  1. What does it mean for a chord progression to have a minor tonic?
    • A chord progression with a minor tonic means that the first chord of the progression is based on a minor key, typically using the root note of the minor scale as the tonic.
  2. What is a leading tone in music theory?
    • In music theory, a leading tone is a note that is a half step below the tonic, creating a strong pull or tension towards the tonic note.
  3. Does the absence of chords with a leading tone indicate the use of the Aeolian mode?

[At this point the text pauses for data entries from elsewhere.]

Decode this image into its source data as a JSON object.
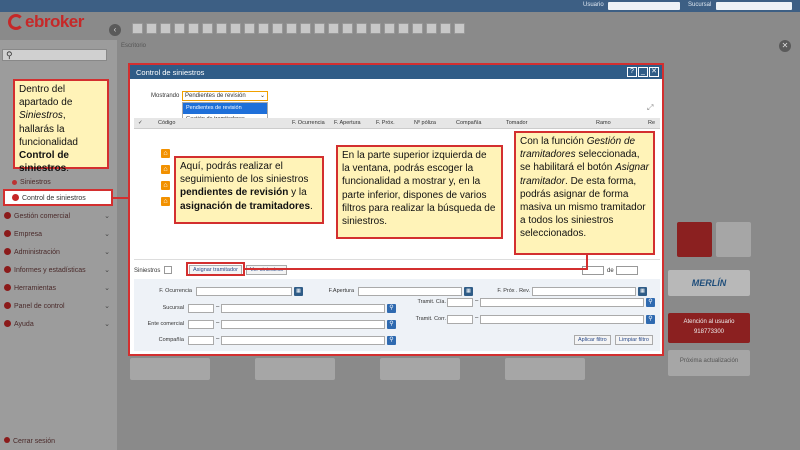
{
  "app": {
    "brand": "ebroker"
  },
  "topbar": {
    "usuario_label": "Usuario",
    "sucursal_label": "Sucursal"
  },
  "sidebar": {
    "search_placeholder": "",
    "items": [
      {
        "label": "Siniestros"
      },
      {
        "label": "Control de siniestros"
      },
      {
        "label": "Gestión comercial"
      },
      {
        "label": "Empresa"
      },
      {
        "label": "Administración"
      },
      {
        "label": "Informes y estadísticas"
      },
      {
        "label": "Herramientas"
      },
      {
        "label": "Panel de control"
      },
      {
        "label": "Ayuda"
      }
    ],
    "logout": "Cerrar sesión"
  },
  "desktop": {
    "escritorio": "Escritorio",
    "tile_merlin": "MERLÍN",
    "tile_contact": "Atención al usuario",
    "tile_phone": "918773300",
    "tile_next": "Próxima actualización"
  },
  "modal": {
    "title": "Control de siniestros",
    "mostrando_label": "Mostrando",
    "mostrando_value": "Pendientes de revisión",
    "dropdown_options": [
      "Pendientes de revisión",
      "Gestión de tramitadores"
    ],
    "columns": [
      "Código",
      "F. Ocurrencia",
      "F. Apertura",
      "F. Próx.",
      "Nº póliza",
      "Compañía",
      "Tomador",
      "Ramo",
      "Re"
    ],
    "siniestros_label": "Siniestros",
    "btn_asignar": "Asignar tramitador",
    "btn_ver": "Ver siniestros",
    "pager_de": "de",
    "filters": {
      "f_ocurrencia": "F. Ocurrencia",
      "f_apertura": "F.Apertura",
      "f_prox_rev": "F. Próx . Rev.",
      "sucursal": "Sucursal",
      "tramit_cia": "Tramit. Cía.",
      "ente_comercial": "Ente comercial",
      "tramit_corr": "Tramit. Corr.",
      "compania": "Compañía",
      "btn_aplicar": "Aplicar filtro",
      "btn_limpiar": "Limpiar filtro"
    }
  },
  "callouts": {
    "c1": {
      "p1": "Dentro del apartado de ",
      "i1": "Siniestros",
      "p2": ", hallarás la funcionalidad ",
      "b1": "Control de siniestros",
      "p3": "."
    },
    "c2": {
      "p1": "Aquí, podrás realizar el seguimiento de los siniestros ",
      "b1": "pendientes de revisión",
      "p2": " y la ",
      "b2": "asignación de tramitadores",
      "p3": "."
    },
    "c3": {
      "text": "En la parte superior izquierda de la ventana, podrás escoger la funcionalidad a mostrar y, en la parte inferior, dispones de varios filtros para realizar la búsqueda de siniestros."
    },
    "c4": {
      "p1": "Con la función ",
      "i1": "Gestión de tramitadores",
      "p2": " seleccionada, se habilitará el botón ",
      "i2": "Asignar tramitador",
      "p3": ". De esta forma, podrás asignar de forma masiva un mismo tramitador a todos los siniestros seleccionados."
    }
  }
}
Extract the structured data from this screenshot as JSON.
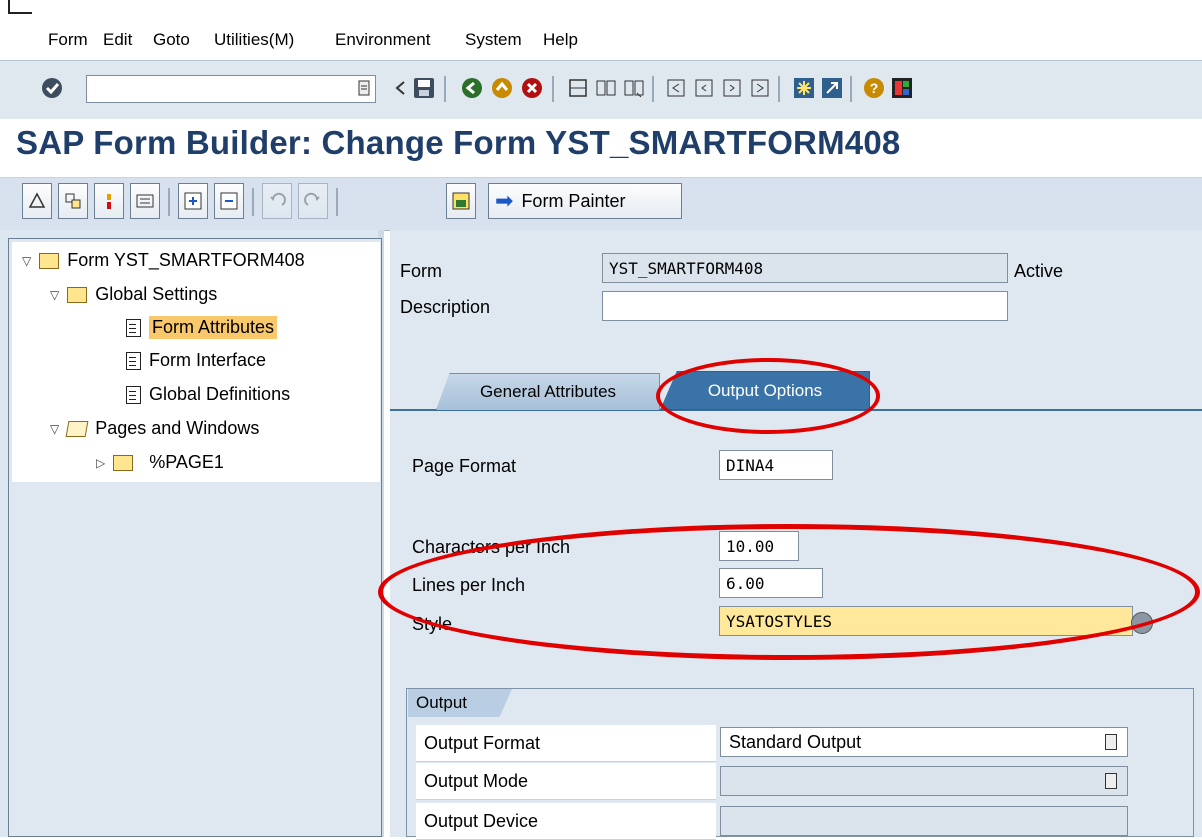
{
  "menu": [
    "Form",
    "Edit",
    "Goto",
    "Utilities(M)",
    "Environment",
    "System",
    "Help"
  ],
  "title": "SAP Form Builder: Change Form YST_SMARTFORM408",
  "app_toolbar": {
    "form_painter_label": "Form Painter"
  },
  "tree": {
    "root": "Form YST_SMARTFORM408",
    "global_settings": "Global Settings",
    "form_attributes": "Form Attributes",
    "form_interface": "Form Interface",
    "global_definitions": "Global Definitions",
    "pages_windows": "Pages and Windows",
    "page1": "%PAGE1"
  },
  "header": {
    "form_label": "Form",
    "form_value": "YST_SMARTFORM408",
    "status": "Active",
    "description_label": "Description",
    "description_value": ""
  },
  "tabs": {
    "general": "General Attributes",
    "output": "Output Options"
  },
  "output_options": {
    "page_format_label": "Page Format",
    "page_format_value": "DINA4",
    "cpi_label": "Characters per Inch",
    "cpi_value": "10.00",
    "lpi_label": "Lines per Inch",
    "lpi_value": "6.00",
    "style_label": "Style",
    "style_value": "YSATOSTYLES"
  },
  "output_group": {
    "title": "Output",
    "format_label": "Output Format",
    "format_value": "Standard Output",
    "mode_label": "Output Mode",
    "mode_value": "",
    "device_label": "Output Device",
    "device_value": ""
  },
  "colors": {
    "title": "#1f3f6a",
    "active_tab": "#3a73a7",
    "highlight": "#ffe89a",
    "annotation": "#e00000"
  }
}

    • Not necessarily. While the Aeolian mode is often associated with chord progressions in minor keys, the absence of chords with a leading tone does not automatically mean that the progression is in the Aeolian mode. It could be part of a different modal framework or an ambiguous section within a larger minor section.
  4. How can chord progressions without leading tones be interpreted in classical music theory?
    • When analyzing chord progressions without leading tones, it is important to consider other musical elements such as cadences, harmonic context, and melodic lines. These factors contribute to the overall tonal framework and can help determine the intended mode or tonality.
  5. Are there other factors to consider when determining the mode of a chord progression with a minor tonic?
    • Yes, in addition to the presence or absence of leading tones, factors such as the use of other characteristic chords or harmonic patterns associated with specific modes, melodic tendencies, and overall tonal stability should be considered to accurately determine the mode of a chord progression.
  6. Can a chord progression with a minor tonic be in a different mode besides Aeolian?
    • Absolutely. A chord progression with a minor tonic can be in various modes, including Dorian, Phrygian, or even harmonic or melodic minor. The specific chord choices, melodic content, and harmonic progressions within the piece will provide further clues to the underlying mode.
  7. What are some common chord progressions found in Aeolian or natural minor compositions?
    • Common chord progressions in Aeolian or natural minor compositions include i – ♭III – iv – v – ♭VI – ♭VII. These progressions often create a distinct minor tonality while incorporating the characteristic chords of the Aeolian mode.
  8. How important is the context when analyzing chord progressions in determining the mode?
    • Context is crucial when analyzing chord progressions. The surrounding musical elements, such as the key signature, melodic motifs, harmonic tendencies, and overall tonal framework, all play a significant role in determining the mode of a chord progression with a minor tonic.